→ **TASK BRIEF**
Below are the records; copy each line in which "data" can be found.

[Saved entries]
•••••

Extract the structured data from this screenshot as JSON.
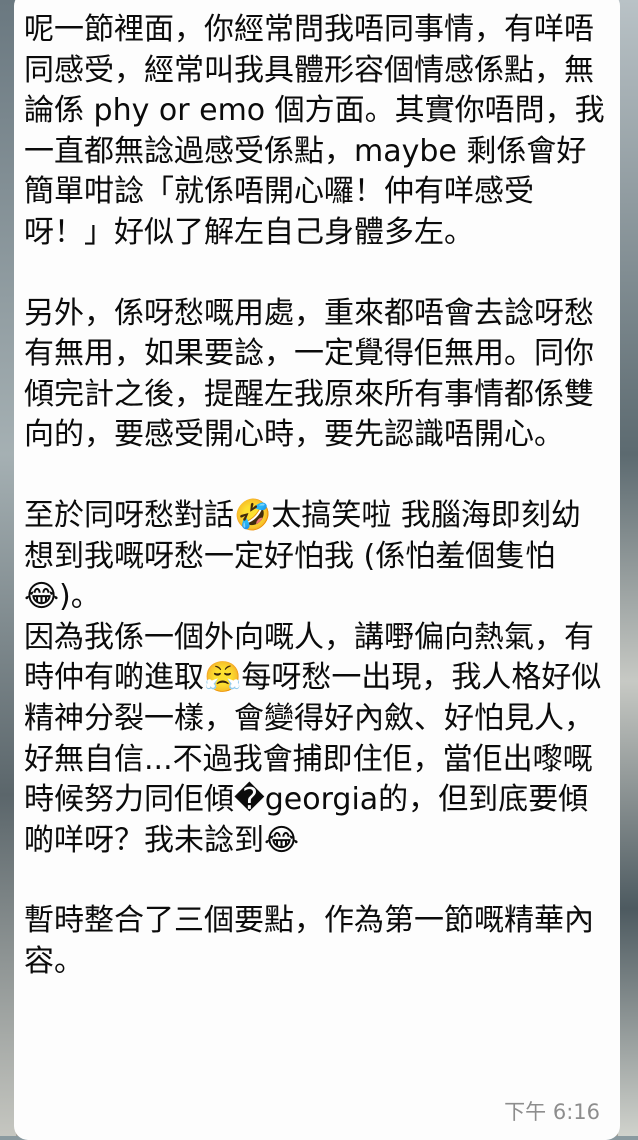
{
  "message": {
    "paragraphs": [
      "呢一節裡面，你經常問我唔同事情，有咩唔同感受，經常叫我具體形容個情感係點，無論係 phy or emo 個方面。其實你唔問，我一直都無諗過感受係點，maybe 剩係會好簡單咁諗「就係唔開心囉！仲有咩感受呀！」好似了解左自己身體多左。",
      "另外，係呀愁嘅用處，重來都唔會去諗呀愁有無用，如果要諗，一定覺得佢無用。同你傾完計之後，提醒左我原來所有事情都係雙向的，要感受開心時，要先認識唔開心。",
      "至於同呀愁對話🤣太搞笑啦 我腦海即刻幼想到我嘅呀愁一定好怕我 (係怕羞個隻怕😂)。\n因為我係一個外向嘅人，講嘢偏向熱氣，有時仲有啲進取😤每呀愁一出現，我人格好似精神分裂一樣，會變得好內斂、好怕見人，好無自信...不過我會捕即住佢，當佢出嚟嘅時候努力同佢傾�georgia的，但到底要傾啲咩呀？我未諗到😂",
      "暫時整合了三個要點，作為第一節嘅精華內容。"
    ],
    "timestamp": "下午 6:16"
  }
}
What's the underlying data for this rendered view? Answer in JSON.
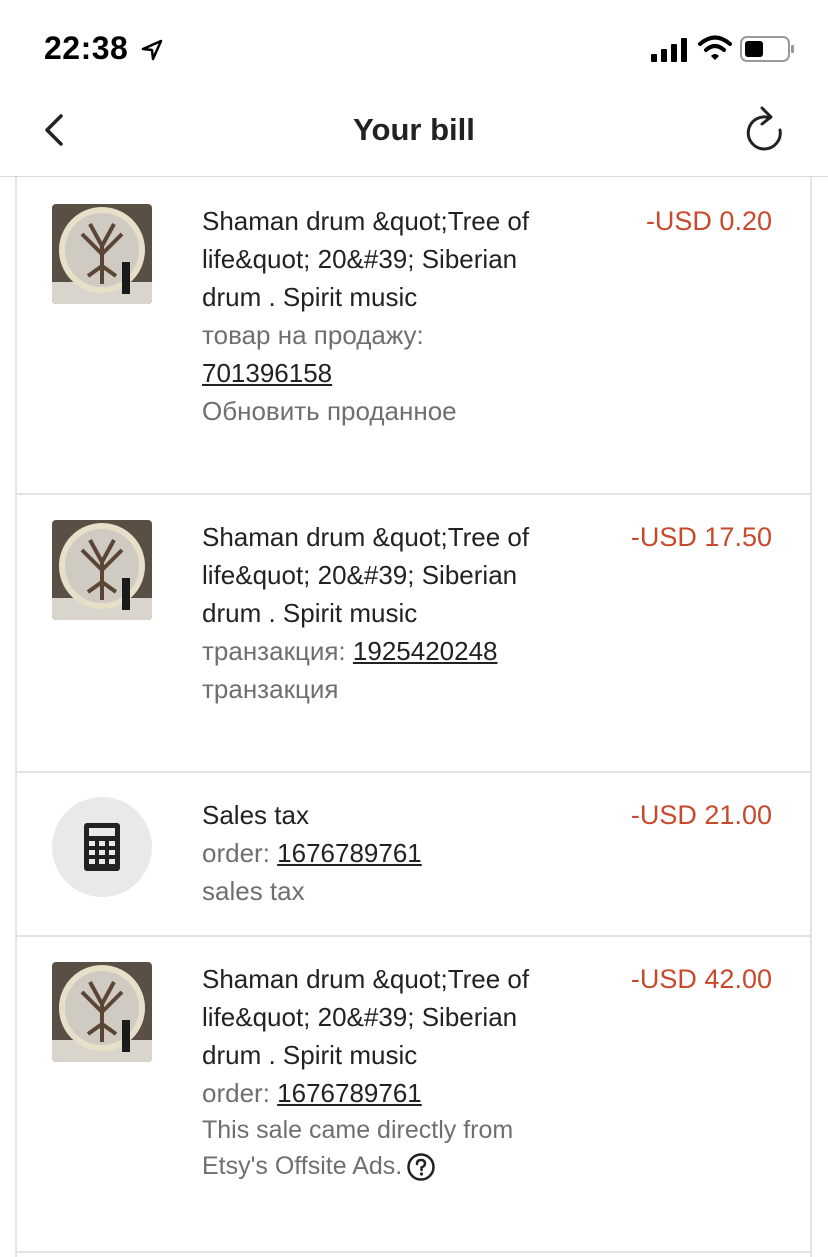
{
  "status_bar": {
    "time": "22:38"
  },
  "nav": {
    "title": "Your bill"
  },
  "items": [
    {
      "title": "Shaman drum &quot;Tree of life&quot; 20&#39; Siberian drum . Spirit music",
      "ref_label": "товар на продажу:",
      "ref_value": "701396158",
      "detail": "Обновить проданное",
      "amount": "-USD 0.20"
    },
    {
      "title": "Shaman drum &quot;Tree of life&quot; 20&#39; Siberian drum . Spirit music",
      "ref_label": "транзакция:",
      "ref_value": "1925420248",
      "detail": "транзакция",
      "amount": "-USD 17.50"
    },
    {
      "title": "Sales tax",
      "ref_label": "order:",
      "ref_value": "1676789761",
      "detail": "sales tax",
      "amount": "-USD 21.00"
    },
    {
      "title": "Shaman drum &quot;Tree of life&quot; 20&#39; Siberian drum . Spirit music",
      "ref_label": "order:",
      "ref_value": "1676789761",
      "detail": "This sale came directly from Etsy's Offsite Ads.",
      "amount": "-USD 42.00"
    }
  ],
  "colors": {
    "amount": "#c64a2b",
    "meta_text": "#6f6f6f",
    "divider": "#e3e3e3"
  }
}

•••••

→ **RESPONSE BELOW**
Extract the structured data from this screenshot as JSON.
What's the underlying data for this rendered view? Answer in JSON.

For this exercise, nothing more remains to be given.